> **RECORDS FOR THE EXERCISE**
▼▼▼

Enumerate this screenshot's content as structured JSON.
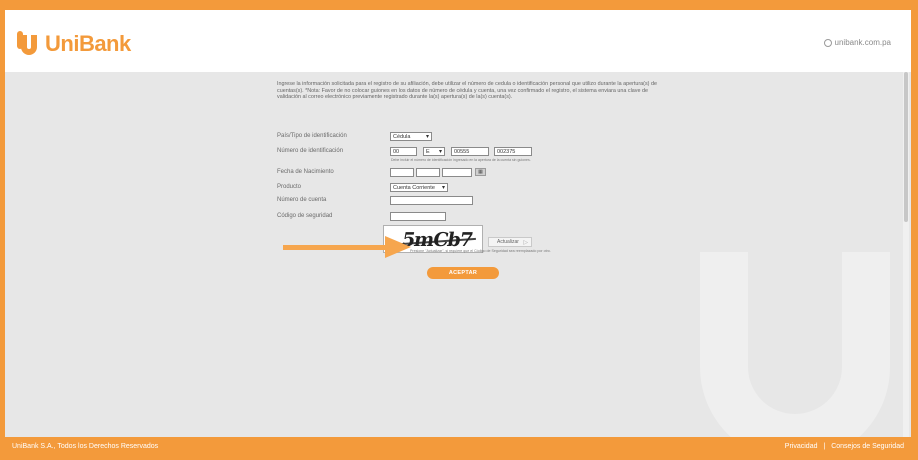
{
  "header": {
    "logo_text": "UniBank",
    "site_link": "unibank.com.pa"
  },
  "intro": {
    "text": "Ingrese la información solicitada para el registro de su afiliación, debe utilizar el número de cedula o identificación personal que utilizo durante la apertura(s) de cuentas(s). *Nota: Favor de no colocar guiones en los datos de número de cédula y cuenta, una vez confirmado el registro, el sistema enviara una clave de validación al correo electrónico previamente registrado durante la(s) apertura(s) de la(s) cuenta(s)."
  },
  "form": {
    "country_label": "País/Tipo de identificación",
    "country_value": "Cédula",
    "id_label": "Número de identificación",
    "id_part1": "00",
    "id_part2": "E",
    "id_part3": "00555",
    "id_part4": "002375",
    "id_note": "Debe incluir el número de identificación ingresado en la apertura de la cuenta sin guiones.",
    "birth_label": "Fecha de Nacimiento",
    "product_label": "Producto",
    "product_value": "Cuenta Corriente",
    "account_label": "Número de cuenta",
    "security_label": "Código de seguridad",
    "captcha_text": "5mCb7",
    "refresh_label": "Actualizar",
    "captcha_note": "Presione \"Actualizar\", si requiere que el Código de Seguridad sea reemplazado por otro.",
    "accept_label": "ACEPTAR"
  },
  "footer": {
    "copyright": "UniBank S.A., Todos los Derechos Reservados",
    "privacy": "Privacidad",
    "separator": "|",
    "security_tips": "Consejos de Seguridad"
  },
  "colors": {
    "brand_orange": "#f39a3b",
    "content_bg": "#e7e7e7"
  }
}
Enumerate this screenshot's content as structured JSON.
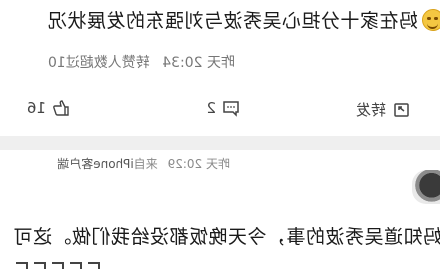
{
  "post1": {
    "text": "妈在家十分担心吴秀波与刘强东的发展状况",
    "time": "昨天 20:34",
    "views": "转赞人数超过10",
    "actions": {
      "forward": "转发",
      "comment": "2",
      "like": "16"
    }
  },
  "post2": {
    "time": "昨天 20:29",
    "source_prefix": "来自",
    "source": "iPhone客户端",
    "text": "妈知道吴秀波的事，今天晚饭都没给我们做。这可"
  },
  "colors": {
    "text": "#1a1a1a",
    "meta": "#777777",
    "separator": "#efefef",
    "emoji": "#f4c742"
  }
}
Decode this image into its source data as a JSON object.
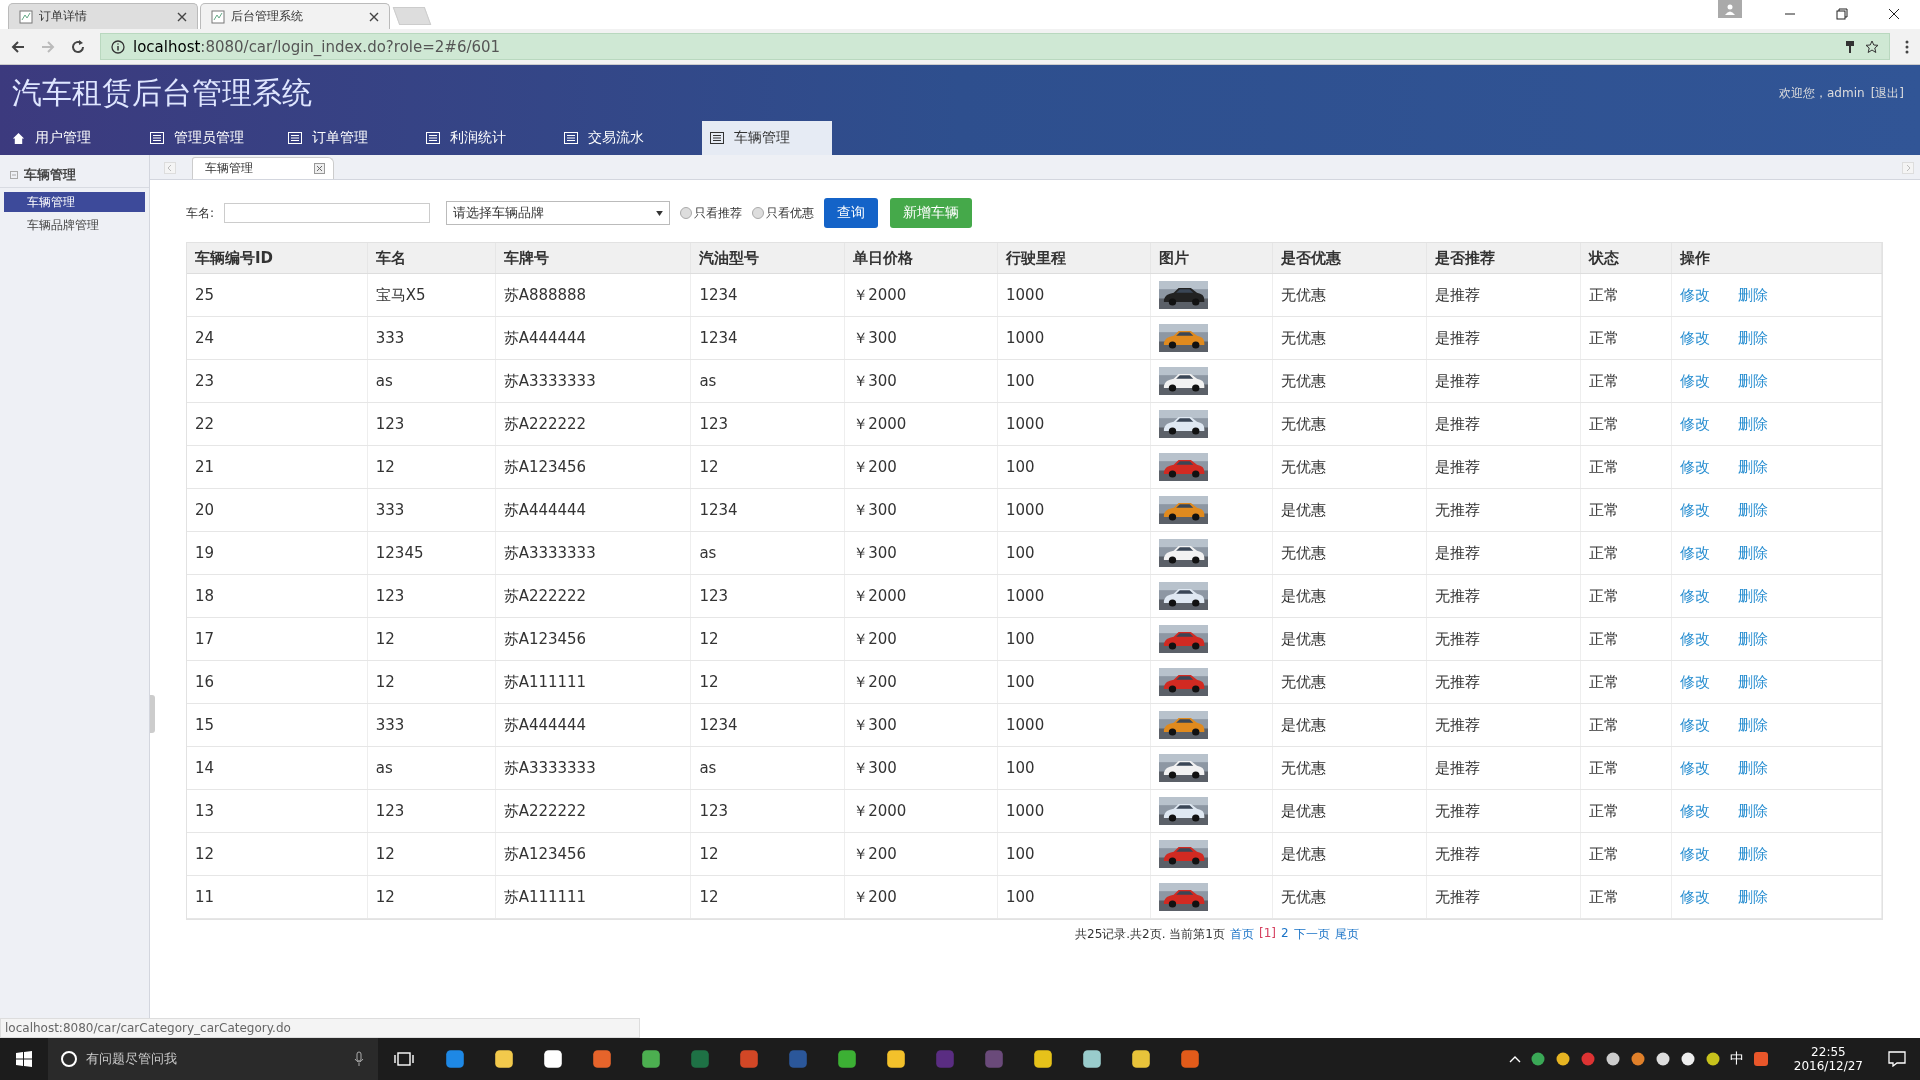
{
  "browser": {
    "tabs": [
      {
        "title": "订单详情",
        "selected": false
      },
      {
        "title": "后台管理系统",
        "selected": true
      }
    ],
    "url_host": "localhost",
    "url_rest": ":8080/car/login_index.do?role=2#6/601",
    "status_url": "localhost:8080/car/carCategory_carCategory.do"
  },
  "header": {
    "title": "汽车租赁后台管理系统",
    "greeting": "欢迎您，admin",
    "logout": "[退出]"
  },
  "nav": [
    {
      "label": "用户管理",
      "kind": "home",
      "selected": false
    },
    {
      "label": "管理员管理",
      "kind": "list",
      "selected": false
    },
    {
      "label": "订单管理",
      "kind": "list",
      "selected": false
    },
    {
      "label": "利润统计",
      "kind": "list",
      "selected": false
    },
    {
      "label": "交易流水",
      "kind": "list",
      "selected": false
    },
    {
      "label": "车辆管理",
      "kind": "list",
      "selected": true
    }
  ],
  "sidebar": {
    "group": "车辆管理",
    "items": [
      {
        "label": "车辆管理",
        "selected": true
      },
      {
        "label": "车辆品牌管理",
        "selected": false
      }
    ]
  },
  "content_tabs": [
    {
      "label": "车辆管理"
    }
  ],
  "filter": {
    "name_label": "车名:",
    "brand_select": "请选择车辆品牌",
    "radios": [
      {
        "label": "只看推荐",
        "checked": false
      },
      {
        "label": "只看优惠",
        "checked": false
      }
    ],
    "search_button": "查询",
    "add_button": "新增车辆"
  },
  "table": {
    "columns": [
      {
        "label": "车辆编号ID",
        "kind": "text"
      },
      {
        "label": "车名",
        "kind": "text"
      },
      {
        "label": "车牌号",
        "kind": "text"
      },
      {
        "label": "汽油型号",
        "kind": "text"
      },
      {
        "label": "单日价格",
        "kind": "text"
      },
      {
        "label": "行驶里程",
        "kind": "text"
      },
      {
        "label": "图片",
        "kind": "picture"
      },
      {
        "label": "是否优惠",
        "kind": "text"
      },
      {
        "label": "是否推荐",
        "kind": "text"
      },
      {
        "label": "状态",
        "kind": "text"
      },
      {
        "label": "操作",
        "kind": "actions"
      }
    ],
    "rows": [
      {
        "cells": [
          "25",
          "宝马X5",
          "苏A888888",
          "1234",
          "￥2000",
          "1000",
          "",
          "无优惠",
          "是推荐",
          "正常"
        ],
        "actions": [
          "修改",
          "删除"
        ]
      },
      {
        "cells": [
          "24",
          "333",
          "苏A444444",
          "1234",
          "￥300",
          "1000",
          "",
          "无优惠",
          "是推荐",
          "正常"
        ],
        "actions": [
          "修改",
          "删除"
        ]
      },
      {
        "cells": [
          "23",
          "as",
          "苏A3333333",
          "as",
          "￥300",
          "100",
          "",
          "无优惠",
          "是推荐",
          "正常"
        ],
        "actions": [
          "修改",
          "删除"
        ]
      },
      {
        "cells": [
          "22",
          "123",
          "苏A222222",
          "123",
          "￥2000",
          "1000",
          "",
          "无优惠",
          "是推荐",
          "正常"
        ],
        "actions": [
          "修改",
          "删除"
        ]
      },
      {
        "cells": [
          "21",
          "12",
          "苏A123456",
          "12",
          "￥200",
          "100",
          "",
          "无优惠",
          "是推荐",
          "正常"
        ],
        "actions": [
          "修改",
          "删除"
        ]
      },
      {
        "cells": [
          "20",
          "333",
          "苏A444444",
          "1234",
          "￥300",
          "1000",
          "",
          "是优惠",
          "无推荐",
          "正常"
        ],
        "actions": [
          "修改",
          "删除"
        ]
      },
      {
        "cells": [
          "19",
          "12345",
          "苏A3333333",
          "as",
          "￥300",
          "100",
          "",
          "无优惠",
          "是推荐",
          "正常"
        ],
        "actions": [
          "修改",
          "删除"
        ]
      },
      {
        "cells": [
          "18",
          "123",
          "苏A222222",
          "123",
          "￥2000",
          "1000",
          "",
          "是优惠",
          "无推荐",
          "正常"
        ],
        "actions": [
          "修改",
          "删除"
        ]
      },
      {
        "cells": [
          "17",
          "12",
          "苏A123456",
          "12",
          "￥200",
          "100",
          "",
          "是优惠",
          "无推荐",
          "正常"
        ],
        "actions": [
          "修改",
          "删除"
        ]
      },
      {
        "cells": [
          "16",
          "12",
          "苏A111111",
          "12",
          "￥200",
          "100",
          "",
          "无优惠",
          "无推荐",
          "正常"
        ],
        "actions": [
          "修改",
          "删除"
        ]
      },
      {
        "cells": [
          "15",
          "333",
          "苏A444444",
          "1234",
          "￥300",
          "1000",
          "",
          "是优惠",
          "无推荐",
          "正常"
        ],
        "actions": [
          "修改",
          "删除"
        ]
      },
      {
        "cells": [
          "14",
          "as",
          "苏A3333333",
          "as",
          "￥300",
          "100",
          "",
          "无优惠",
          "是推荐",
          "正常"
        ],
        "actions": [
          "修改",
          "删除"
        ]
      },
      {
        "cells": [
          "13",
          "123",
          "苏A222222",
          "123",
          "￥2000",
          "1000",
          "",
          "是优惠",
          "无推荐",
          "正常"
        ],
        "actions": [
          "修改",
          "删除"
        ]
      },
      {
        "cells": [
          "12",
          "12",
          "苏A123456",
          "12",
          "￥200",
          "100",
          "",
          "是优惠",
          "无推荐",
          "正常"
        ],
        "actions": [
          "修改",
          "删除"
        ]
      },
      {
        "cells": [
          "11",
          "12",
          "苏A111111",
          "12",
          "￥200",
          "100",
          "",
          "无优惠",
          "无推荐",
          "正常"
        ],
        "actions": [
          "修改",
          "删除"
        ]
      }
    ]
  },
  "pagination": {
    "summary": "共25记录.共2页. 当前第1页",
    "links": [
      {
        "label": "首页",
        "selected": false
      },
      {
        "label": "[1]",
        "selected": true
      },
      {
        "label": "2",
        "selected": false
      },
      {
        "label": "下一页",
        "selected": false
      },
      {
        "label": "尾页",
        "selected": false
      }
    ]
  },
  "taskbar": {
    "search_placeholder": "有问题尽管问我",
    "ime": "中",
    "time": "22:55",
    "date": "2016/12/27"
  }
}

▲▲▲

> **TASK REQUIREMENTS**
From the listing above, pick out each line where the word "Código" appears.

> **SOLUTION TO THE EXERCISE**
    "security_label": "Código de seguridad",
    "captcha_note": "Presione \"Actualizar\", si requiere que el Código de Seguridad sea reemplazado por otro.",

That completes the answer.